Today, San Francisco Mayor London N. Breed officially opened City Gardens, the largest family permanent supportive housing project in the city. The project resides in the South of Market neighborhood. The press release by the City and County of San Francisco highlights the city's continuous efforts to resolve the homelessness crisis, with over 10,000 people exiting homelessness since 2018.
Located at 333 12th Street, City Gardens was financed by $56.7 million in State Homekey funding and around $100 million in local Our City, Our Home funds. Completed in 2021, the facility presents various opportunities, with a large lobby and a community area, resident lounges on each floor, a roof terrace, bike storage, and a landscaped courtyard. Nonprofit Abode Services, providing access to supportive services such as case management and mental health counseling, are in charge of running the operations of City Gardens.

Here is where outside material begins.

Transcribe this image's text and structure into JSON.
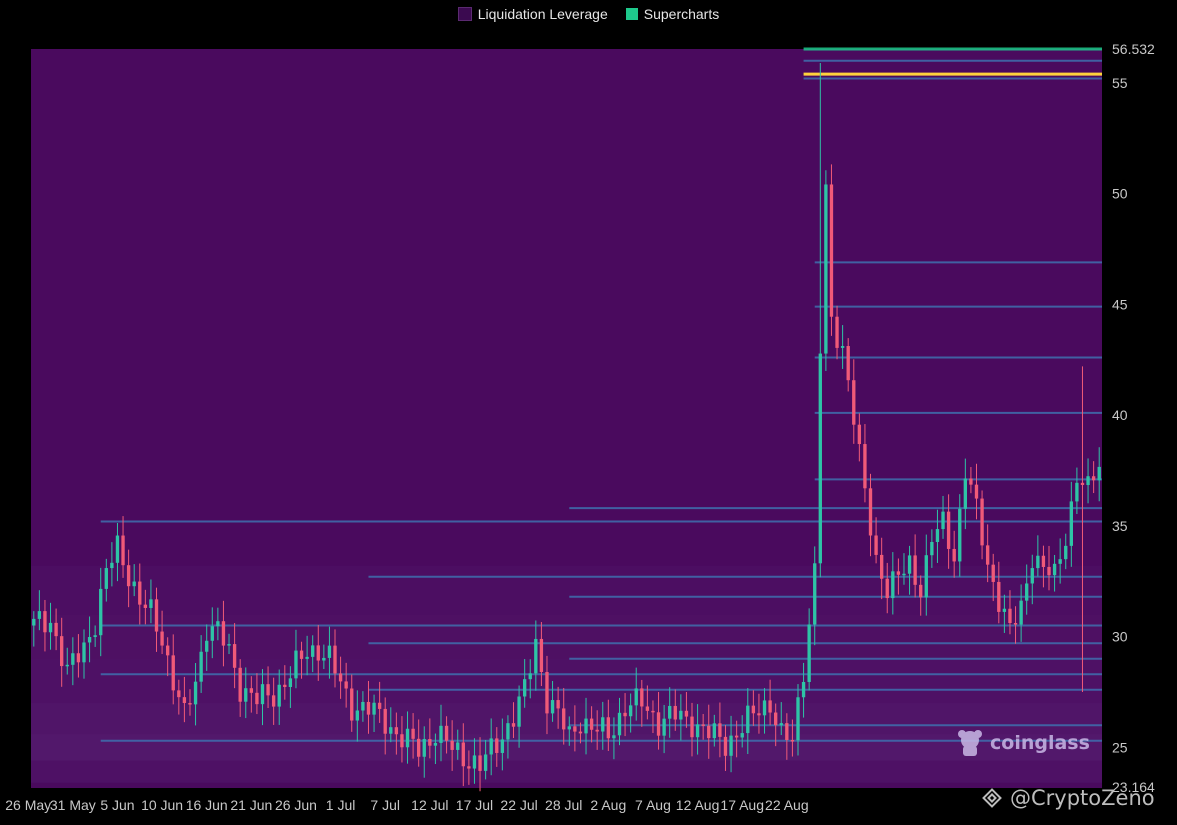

The procurement of City Gardens, during the summer of 2022, became pivotal for implementing Mayor Breed's Homelessness Recovery Plan. This plan has led to the growth of supportive housing in San Francisco by about 3,000 units, an essential step in managing the city's homelessness situation.
The city is now sheltering and housing nearly 16,000 homeless and formerly homeless individuals per night. Over 13,000 of these people are living in city-sponsored housing programs. Mayor Breed proudly stated about San Francisco's efforts to provide long-term solutions to the residents transitioning out of homelessness; the city's investment in housing, shelter, and prevention programs is making a difference in communities and individual lives.
District 6 Supervisor Matt Dorsey stressed the project's significance, stating, “It's more than just a building; it's our commitment in action to support our neighbors in need. I'm thankful to all who contributed to this project in providing each family a safe place as they exit from homelessness.”
San Francisco's Homeless Five-year Strategic Plan, known as Home by the Bay, is intending to reduce unsheltered homelessness by half in the next five years. This initiative, following the 15% decrease since 2019, will change the lives of hundreds of families exiting homelessness, according to Shireen McSpadden, Executive Director of the city's Department of Homelessness and Supportive Housing. "City Gardens offers a fresh start to families that have experienced homelessness. We appreciate the vision, partners, community support, and funding that made this project possible,” shared McSpadden.
Abode's CEO, Louis Chicoine, also expressed enthusiasm for the project: "City Gardens is a valuable family project we are thrilled to participate in," he stated. Chicoine expressed his gratitude towards the City and County of San Francisco for the chance to operate and manage this significant housing project that is now welcoming many San Franciscans.